A federal judge in Texas has granted an injunction requested by a 10-state coalition led by Arkansas Attorney General Leslie Rutledge to stop a new labor exemption rule from moving forward nationwide.
Rutledge and Texas Attorney General Ken Paxton led the coalition in April against the proposed regulation that required employers to disclose who has been helping them to challenge union-organizing efforts. The U.S. Department of Labor rule was set to go into effect April 25, and the attorneys general argued that it would violate an attorney's duty to maintain confidentiality in dealing with a client.
Business interests, including the National Association of Manufacturers and the Arkansas State Chamber of Commerce, filed suit in Little Rock on March 30 against the proposed change, arguing that it would upend more than 50 years of labor relations and violate employers' rights to freedom of association and freedom in seeking legal advice. The suit was the first to challenge the disclosure requirements, and was followed by similar suits in Minnesota and Texas.
"This is a big win for small businesses in Arkansas and across the country," Rutledge said Monday in a news release. "With the court's decision, employers will not be jeopardized by having to disclose confidential advice from attorneys needed to lawfully and appropriately respond to organizing campaigns or collect bargaining demands. Job growth and economic development will be protected by having this injunction in place."
The nationwide injunction was granted in National Federation of Independent Business v. Perez by the Northern District of Texas, Lubbock Division. Joining Rutledge and Paxton were attorneys general from Alabama, Indiana, Michigan, Oklahoma, South Carolina, Utah, West Virginia and Wisconsin.

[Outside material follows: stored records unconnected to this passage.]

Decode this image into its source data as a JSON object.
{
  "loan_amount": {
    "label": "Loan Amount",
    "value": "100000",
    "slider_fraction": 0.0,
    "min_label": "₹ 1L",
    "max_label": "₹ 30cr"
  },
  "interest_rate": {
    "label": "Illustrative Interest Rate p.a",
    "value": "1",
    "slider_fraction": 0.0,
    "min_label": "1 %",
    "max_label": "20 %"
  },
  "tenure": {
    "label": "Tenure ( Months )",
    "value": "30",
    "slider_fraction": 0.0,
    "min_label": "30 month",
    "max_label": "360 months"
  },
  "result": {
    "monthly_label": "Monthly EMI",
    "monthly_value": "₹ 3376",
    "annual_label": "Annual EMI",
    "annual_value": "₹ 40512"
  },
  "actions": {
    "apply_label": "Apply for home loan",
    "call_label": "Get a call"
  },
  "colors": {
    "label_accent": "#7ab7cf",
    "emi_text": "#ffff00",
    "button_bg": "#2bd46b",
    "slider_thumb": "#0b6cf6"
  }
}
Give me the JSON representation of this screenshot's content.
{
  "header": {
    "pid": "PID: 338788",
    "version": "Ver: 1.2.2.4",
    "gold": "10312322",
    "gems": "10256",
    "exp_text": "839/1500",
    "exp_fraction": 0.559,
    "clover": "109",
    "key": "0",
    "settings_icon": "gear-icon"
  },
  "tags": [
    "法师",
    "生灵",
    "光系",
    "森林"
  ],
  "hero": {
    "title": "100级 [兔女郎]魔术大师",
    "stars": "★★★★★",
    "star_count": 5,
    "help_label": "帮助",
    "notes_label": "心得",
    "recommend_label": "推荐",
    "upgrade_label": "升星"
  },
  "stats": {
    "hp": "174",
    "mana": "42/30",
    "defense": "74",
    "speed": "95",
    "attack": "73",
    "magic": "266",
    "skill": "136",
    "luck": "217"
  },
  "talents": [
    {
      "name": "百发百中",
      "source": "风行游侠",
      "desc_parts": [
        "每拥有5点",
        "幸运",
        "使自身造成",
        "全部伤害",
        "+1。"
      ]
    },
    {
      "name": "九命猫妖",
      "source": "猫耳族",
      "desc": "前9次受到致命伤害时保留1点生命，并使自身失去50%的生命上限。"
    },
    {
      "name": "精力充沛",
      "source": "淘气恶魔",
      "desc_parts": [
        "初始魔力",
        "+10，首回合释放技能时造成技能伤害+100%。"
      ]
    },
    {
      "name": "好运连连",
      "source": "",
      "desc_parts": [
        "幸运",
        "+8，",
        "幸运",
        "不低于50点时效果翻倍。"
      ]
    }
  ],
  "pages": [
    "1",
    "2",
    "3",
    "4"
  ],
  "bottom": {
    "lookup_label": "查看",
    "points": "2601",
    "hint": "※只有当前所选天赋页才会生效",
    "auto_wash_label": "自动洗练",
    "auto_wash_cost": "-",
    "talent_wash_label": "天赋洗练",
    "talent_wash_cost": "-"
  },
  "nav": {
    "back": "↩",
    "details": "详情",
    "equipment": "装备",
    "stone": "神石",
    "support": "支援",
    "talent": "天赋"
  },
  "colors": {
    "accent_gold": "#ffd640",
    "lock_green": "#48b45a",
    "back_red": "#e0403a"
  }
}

The plaintiffs in the Arkansas lawsuit filed a notice Monday of the preliminary injunction, saying that it supports and may moot the injunction request pending before U.S. District Judge Kristine Baker in Little Rock.
Metro on 06/28/2016